The metal, doctors say, will be removed after two years. Ramathan has a year left to the operation. But whereas he might count himself lucky, emerging alive in an attack that left 15 football lovers dead at the restaurant, including his brother who was also his benefactor, Ramathan has had to contend with numerous operations.
The last was as recent as a month ago when metallic fragments were removed from his intestines.
And yet, Ramathan still carries himself with a sense of guilt. He believes he survived because his brother in a way shielded him. Problem though is that Abiriga was the family’s main bread winner. “The doctor asked for Sh300,000 just to remove fragments from my body. Now when the time comes to remove the metal what shall I do?”
I can’t offer an answer. I just look at him. I then realise that he must strain to hear me. I ask him whether he has hearing challenges. “About two weeks after I was admitted to IHK, doctors found out my eardrum had been damaged. It had a crack and I needed an operation.”
The government had already cleared the immediate bills and if my ear was to be fixed, I had to foot the bills, says Ramathan. He has never found the money—and now has to contend with the slow but painful reality that he is losing his hearing sense. But if losing a brother, fracturing a leg and suffering hearing problems were a test on his resolve, the final straw that killed Ramathan’s spirit was when he walked to his employer—a publisher on Uganda House in Kampala—who told him he was unfit to work there. He was fired.
“I have tried to plead with him. To tell him I can still work,” says the Senior Four drop-out who did mainly menial jobs at the firm. “I have now given up with him. But I hope I can find any other job. All I need is money to pay for my operation when time comes. Problem is, in search of a job I must walk—and yet doctors have advised me to avoid strenuous exercise. I can’t afford the transport fares.”
With the cost of living sky-rocketing and diminishing means of survival, Ramathan recently relocated to his aunt’s home in the same Kasanga neighbourhood, about five kilometres from the city centre. It is from here that he walks to the city centre daily in search of a job. The aunt, Nalongo Khadija, thinks the government should do more. “We have unemployment biting hard. The world would be a better place if the government looked at its own people,” she said.
Ramathan is frustrated. He wants those who planted the bombs that maimed him and killed his brother brought to book. In fact, he thinks they deserve death. “I will never forgive the al Shabaab,” he says. “See what they did to me. My brother left behind a 22-year-old widow and a baby. They are suffering.”
“Whenever people call for forgiveness of the killers, I feel bad. I want the al-Shabaab annihilated. I am willing to join the Ugandan army and go to Somalia just to have my share of revenge against the terrorists.” The militant Islamic outfit based in Somalia claimed responsibility for the attacks that in total killed 76 people and left hundreds injured. Back to Ramathan, the anger is visible on his face. He, however, is not alone.

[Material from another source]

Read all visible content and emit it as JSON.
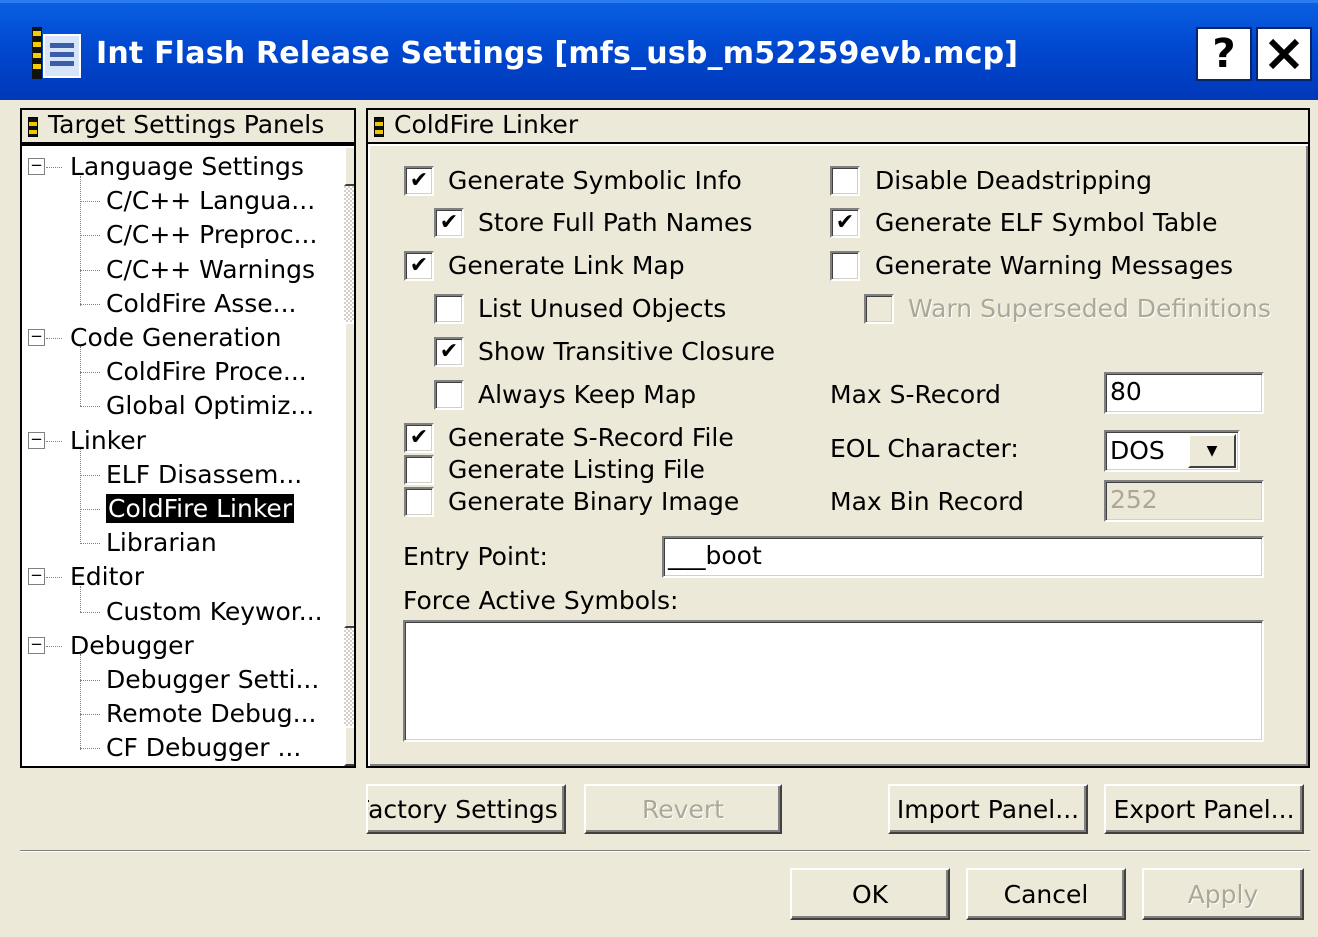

His sister, Zulaika Saidi, also has no kind words for the terrorists. The once Arsenal die-hard fan now loathes anything football. “I dread the coming World Cup. I hate football,” she says. “If the government cannot do anything to bring to justice those who killed our loved ones, they should do so we forget once and for all.”
Ramathan too has lost attachment to a childhood love—football—that once saw him play for Kibuli FC, a youth team. Not anymore. “I can’t even watch my friends play football now. It brings back sad memories. The only thing I worry about is my leg. I hope it can heal.”
In tomorrow’s paper, read about a street boy, who after weeks of saving, decided to spend his hard-earned money at Kyadondo Rugby Club. Little did he know, he was saving to spend on what would turn out to be a traumatising experience.